A second point about unauthorized activity is working [which is prohibited in most cases under most student visas]. It could be that your work is in a gray area, you know. I speak with people who say “well I’m just volunteering here. I’m not getting paid.” But if another person, an American worker, would actually get paid to do that job, then that volunteer position is unlawful work. So these gray areas have always traditionally been a problem, but going forward for students it is going to be a bigger risk than it has ever has been.
The second important change is that, the day after completing the course or any practical training and any grace period, one will start accruing unlawful presence. So what does that mean? If you completed the course, on any one of these visa you’ll have grace periods — meaning that when you finish the course you have amount of days to hang around, wrap up and then leave and that grace period is completely fine. For example J visa holders have thirty days. But what the government is saying is, if you’ve completed your course and you’ve completed your grace period and haven’t left, you are now automatically accruing unlawful presence.
So the big change is how aggressively they’re they’re coming after you? Where past administrations might have been lenient when these statuses lapse, in this case they’re starting to enforce that more aggressively. Is that right?
Absolutely, that’s right. Yes. And then the and the third one is that the day are after the I-94 [student visa form] expires (if there was an actual date on it) that’s when you become unlawfully present. And the last one is, sometimes a judge will make a determination and procedurally one is allowed to appeal the decision. And now the government is saying that even while you appeal that decision, we are going to consider your status unlawfully present.
Now all of these different ways you might become unlawfully present can lead to one thing: detention.
So the bottom line is international students need to be much more careful to not fall out of status accidentally, because if they do they’re they’re facing removal proceedings and possibly ending up detained and then deported?
That’s right. So now students have to be acutely aware of what their status is. How long do I have to stay here? And what are the things that will get me out of status. So my recommendation would be to talk to the international student department at your school, so that they can give you a 101 of what might makes them fall out of status.

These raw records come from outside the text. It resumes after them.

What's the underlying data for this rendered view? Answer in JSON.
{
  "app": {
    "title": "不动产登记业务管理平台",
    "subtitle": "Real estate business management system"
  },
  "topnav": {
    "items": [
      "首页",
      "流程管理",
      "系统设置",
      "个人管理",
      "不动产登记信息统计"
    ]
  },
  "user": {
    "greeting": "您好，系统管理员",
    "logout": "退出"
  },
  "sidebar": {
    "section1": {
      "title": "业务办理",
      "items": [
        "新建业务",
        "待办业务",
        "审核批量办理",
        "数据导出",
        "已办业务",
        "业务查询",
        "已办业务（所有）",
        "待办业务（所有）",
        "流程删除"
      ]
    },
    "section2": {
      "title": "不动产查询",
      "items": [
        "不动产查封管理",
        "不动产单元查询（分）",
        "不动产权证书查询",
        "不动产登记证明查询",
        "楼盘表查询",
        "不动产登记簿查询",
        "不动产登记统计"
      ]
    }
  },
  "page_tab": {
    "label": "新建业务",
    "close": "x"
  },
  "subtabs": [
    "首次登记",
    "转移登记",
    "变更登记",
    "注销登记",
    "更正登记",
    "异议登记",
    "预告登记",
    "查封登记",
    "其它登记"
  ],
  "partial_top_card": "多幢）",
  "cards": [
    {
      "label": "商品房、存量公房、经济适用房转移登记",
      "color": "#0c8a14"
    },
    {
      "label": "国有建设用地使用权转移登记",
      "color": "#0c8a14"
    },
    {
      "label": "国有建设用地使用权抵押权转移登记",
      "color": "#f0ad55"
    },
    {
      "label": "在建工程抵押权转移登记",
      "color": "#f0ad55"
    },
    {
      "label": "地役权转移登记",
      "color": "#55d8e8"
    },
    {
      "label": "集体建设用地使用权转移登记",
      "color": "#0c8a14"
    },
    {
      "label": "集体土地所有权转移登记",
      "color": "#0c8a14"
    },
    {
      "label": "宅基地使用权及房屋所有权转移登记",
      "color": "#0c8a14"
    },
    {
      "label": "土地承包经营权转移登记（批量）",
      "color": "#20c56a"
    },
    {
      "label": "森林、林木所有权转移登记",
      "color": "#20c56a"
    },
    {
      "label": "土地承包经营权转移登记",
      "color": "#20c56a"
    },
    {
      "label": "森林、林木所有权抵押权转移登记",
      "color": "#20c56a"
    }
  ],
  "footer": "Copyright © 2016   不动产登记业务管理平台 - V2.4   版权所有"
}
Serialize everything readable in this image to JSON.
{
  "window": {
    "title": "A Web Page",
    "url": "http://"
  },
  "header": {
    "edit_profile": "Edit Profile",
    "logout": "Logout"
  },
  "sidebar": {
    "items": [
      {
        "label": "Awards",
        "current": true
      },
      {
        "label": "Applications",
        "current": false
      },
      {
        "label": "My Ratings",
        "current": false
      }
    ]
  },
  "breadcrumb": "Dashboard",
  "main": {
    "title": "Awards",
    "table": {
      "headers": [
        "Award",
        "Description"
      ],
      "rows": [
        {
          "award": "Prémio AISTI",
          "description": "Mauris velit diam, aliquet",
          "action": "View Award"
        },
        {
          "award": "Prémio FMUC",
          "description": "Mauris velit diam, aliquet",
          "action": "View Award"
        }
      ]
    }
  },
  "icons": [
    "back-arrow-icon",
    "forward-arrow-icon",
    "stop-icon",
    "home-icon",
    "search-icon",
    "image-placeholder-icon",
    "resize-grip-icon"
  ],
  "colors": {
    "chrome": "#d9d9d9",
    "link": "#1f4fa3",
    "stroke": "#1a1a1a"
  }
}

We’re almost out of time. But I want to ask you one more big-picture question: from a devil’s advocate standpoint, isn’t it good to be enforcing that these rules as they stand, and to be holding international students to the laws are written? What do we lose from this more aggressive enforcement?
That’s a really good question. You know as a lawyer you know I want people to maintain status and they want them to follow the law.

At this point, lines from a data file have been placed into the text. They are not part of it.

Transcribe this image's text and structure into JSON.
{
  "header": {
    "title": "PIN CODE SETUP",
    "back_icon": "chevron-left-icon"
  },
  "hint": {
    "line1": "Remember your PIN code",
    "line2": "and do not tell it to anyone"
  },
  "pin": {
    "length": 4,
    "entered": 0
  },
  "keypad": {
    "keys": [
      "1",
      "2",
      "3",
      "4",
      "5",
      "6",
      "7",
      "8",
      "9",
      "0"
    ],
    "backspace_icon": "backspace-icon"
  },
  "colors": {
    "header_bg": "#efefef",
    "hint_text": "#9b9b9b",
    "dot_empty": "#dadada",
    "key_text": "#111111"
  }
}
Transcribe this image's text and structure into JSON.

But what we have seen with this administration over and over and over again is arbitrary decisions. And these arbitrary decisions that they’re making are affecting immigration as a whole. Schools will find that students don’t want to come here anymore. And there is already a drastic drop in the number of international students that are coming to the U.S.. These students contribute to the future of America. They’re contributing to the economy. There are many statistics to show how beneficial international students are. So when arbitrary rules are put into place it affects not just the student, it actually affects an entire ecosystem.

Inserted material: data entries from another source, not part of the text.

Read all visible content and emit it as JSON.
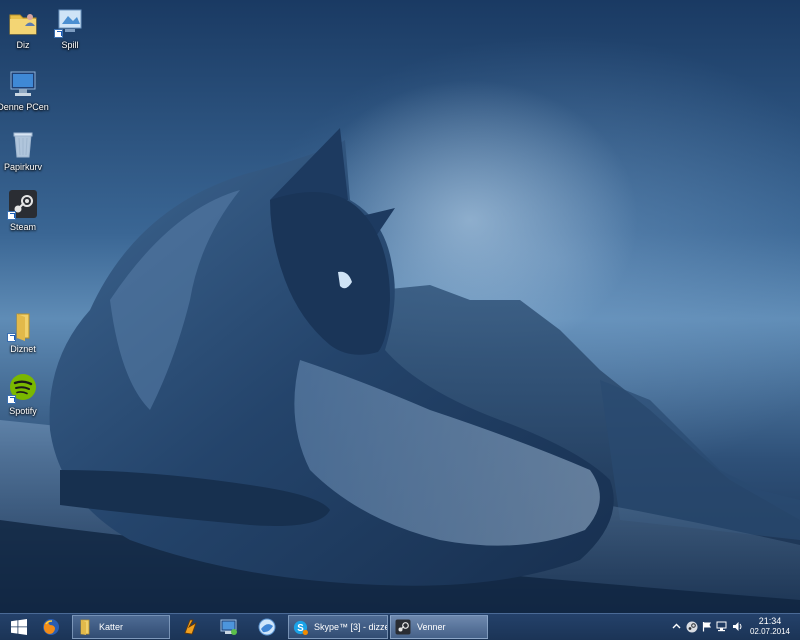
{
  "desktop": {
    "icons": [
      {
        "label": "Diz",
        "icon": "folder-user-icon"
      },
      {
        "label": "Spill",
        "icon": "games-shortcut-icon"
      },
      {
        "label": "Denne PCen",
        "icon": "computer-icon"
      },
      {
        "label": "Papirkurv",
        "icon": "recycle-bin-icon"
      },
      {
        "label": "Steam",
        "icon": "steam-icon"
      },
      {
        "label": "Diznet",
        "icon": "folder-icon"
      },
      {
        "label": "Spotify",
        "icon": "spotify-icon"
      }
    ],
    "wallpaper": "cat-on-rock-blue-tint"
  },
  "taskbar": {
    "start_icon": "windows-logo-icon",
    "pinned": [
      {
        "icon": "firefox-icon"
      }
    ],
    "windows": [
      {
        "label": "Katter",
        "icon": "folder-icon"
      },
      {
        "label": "Skype™ [3] - dizze...",
        "icon": "skype-icon"
      },
      {
        "label": "Venner",
        "icon": "steam-icon"
      }
    ],
    "extra_pinned": [
      {
        "icon": "winamp-icon"
      },
      {
        "icon": "remote-desktop-icon"
      },
      {
        "icon": "browser-globe-icon"
      }
    ],
    "tray": {
      "icons": [
        "chevron-up-icon",
        "steam-tray-icon",
        "flag-icon",
        "network-icon",
        "volume-icon"
      ],
      "time": "21:34",
      "date": "02.07.2014"
    }
  },
  "colors": {
    "taskbar": "#1f3a60",
    "window_button": "#6f8fb8",
    "spotify_green": "#7ab800",
    "folder_yellow": "#e8c04a"
  }
}
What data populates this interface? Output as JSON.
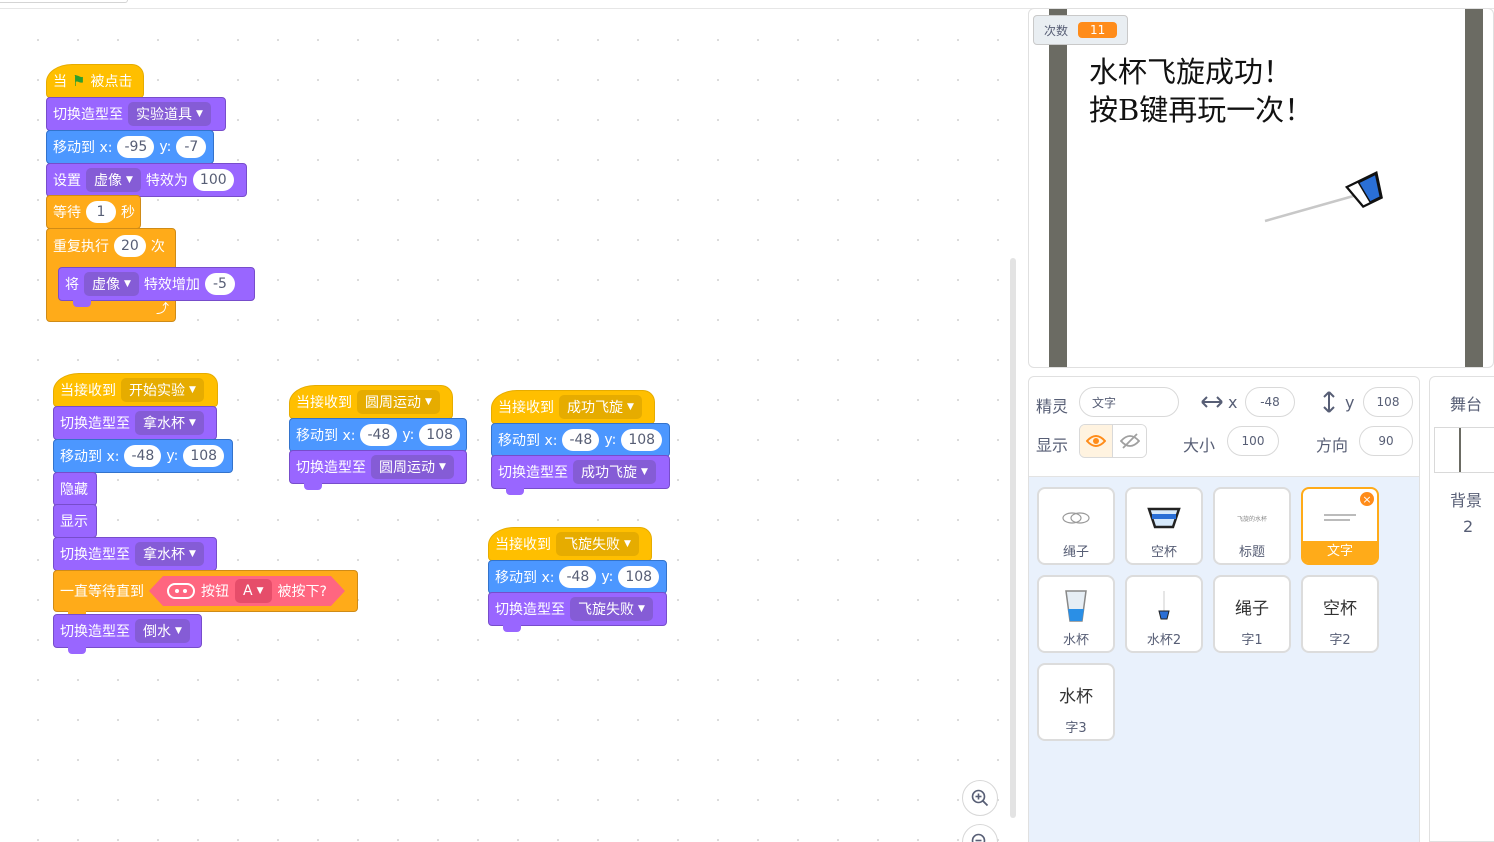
{
  "scripts": {
    "s1": {
      "hat_when": "当",
      "hat_clicked": "被点击",
      "switch_costume": "切换造型至",
      "costume1": "实验道具",
      "goto": "移动到 x:",
      "goto_x": "-95",
      "y_label": "y:",
      "goto_y": "-7",
      "set": "设置",
      "effect1": "虚像",
      "effect_is": "特效为",
      "effect_val": "100",
      "wait": "等待",
      "wait_val": "1",
      "seconds": "秒",
      "repeat": "重复执行",
      "repeat_val": "20",
      "times": "次",
      "change": "将",
      "effect2": "虚像",
      "change_by": "特效增加",
      "change_val": "-5"
    },
    "s2": {
      "when_receive": "当接收到",
      "msg": "开始实验",
      "switch_costume": "切换造型至",
      "costume1": "拿水杯",
      "goto": "移动到 x:",
      "goto_x": "-48",
      "y_label": "y:",
      "goto_y": "108",
      "hide": "隐藏",
      "show": "显示",
      "switch_costume2": "切换造型至",
      "costume2": "拿水杯",
      "wait_until": "一直等待直到",
      "button": "按钮",
      "button_key": "A",
      "pressed": "被按下?",
      "switch_costume3": "切换造型至",
      "costume3": "倒水"
    },
    "s3": {
      "when_receive": "当接收到",
      "msg": "圆周运动",
      "goto": "移动到 x:",
      "goto_x": "-48",
      "y_label": "y:",
      "goto_y": "108",
      "switch_costume": "切换造型至",
      "costume": "圆周运动"
    },
    "s4": {
      "when_receive": "当接收到",
      "msg": "成功飞旋",
      "goto": "移动到 x:",
      "goto_x": "-48",
      "y_label": "y:",
      "goto_y": "108",
      "switch_costume": "切换造型至",
      "costume": "成功飞旋"
    },
    "s5": {
      "when_receive": "当接收到",
      "msg": "飞旋失败",
      "goto": "移动到 x:",
      "goto_x": "-48",
      "y_label": "y:",
      "goto_y": "108",
      "switch_costume": "切换造型至",
      "costume": "飞旋失败"
    }
  },
  "zoom": {
    "zoom_in_icon": "zoom-in-icon",
    "zoom_out_icon": "zoom-out-icon"
  },
  "stage": {
    "counter_label": "次数",
    "counter_value": "11",
    "line1": "水杯飞旋成功！",
    "line2": "按B键再玩一次！"
  },
  "sprite_info": {
    "sprite_label": "精灵",
    "sprite_name": "文字",
    "x_label": "x",
    "x_value": "-48",
    "y_label": "y",
    "y_value": "108",
    "show_label": "显示",
    "size_label": "大小",
    "size_value": "100",
    "direction_label": "方向",
    "direction_value": "90"
  },
  "sprites": [
    {
      "name": "绳子",
      "thumb": ""
    },
    {
      "name": "空杯",
      "thumb": ""
    },
    {
      "name": "标题",
      "thumb": "飞旋的水杯"
    },
    {
      "name": "文字",
      "thumb": ""
    },
    {
      "name": "水杯",
      "thumb": ""
    },
    {
      "name": "水杯2",
      "thumb": ""
    },
    {
      "name": "字1",
      "thumb": "绳子"
    },
    {
      "name": "字2",
      "thumb": "空杯"
    },
    {
      "name": "字3",
      "thumb": "水杯"
    }
  ],
  "stage_pane": {
    "title": "舞台",
    "backdrop_label": "背景",
    "backdrop_count": "2"
  },
  "colors": {
    "events": "#ffbf00",
    "looks": "#9966ff",
    "motion": "#4c97ff",
    "control": "#ffab19",
    "sensing": "#ff6680",
    "selected": "#ffab19"
  }
}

I think what we will see in 2019 is that schools are going to be struggling to get students. People will essentially say well America’s no longer the place for us to go and get our education. Because I can get it in Canada, and they actually want me.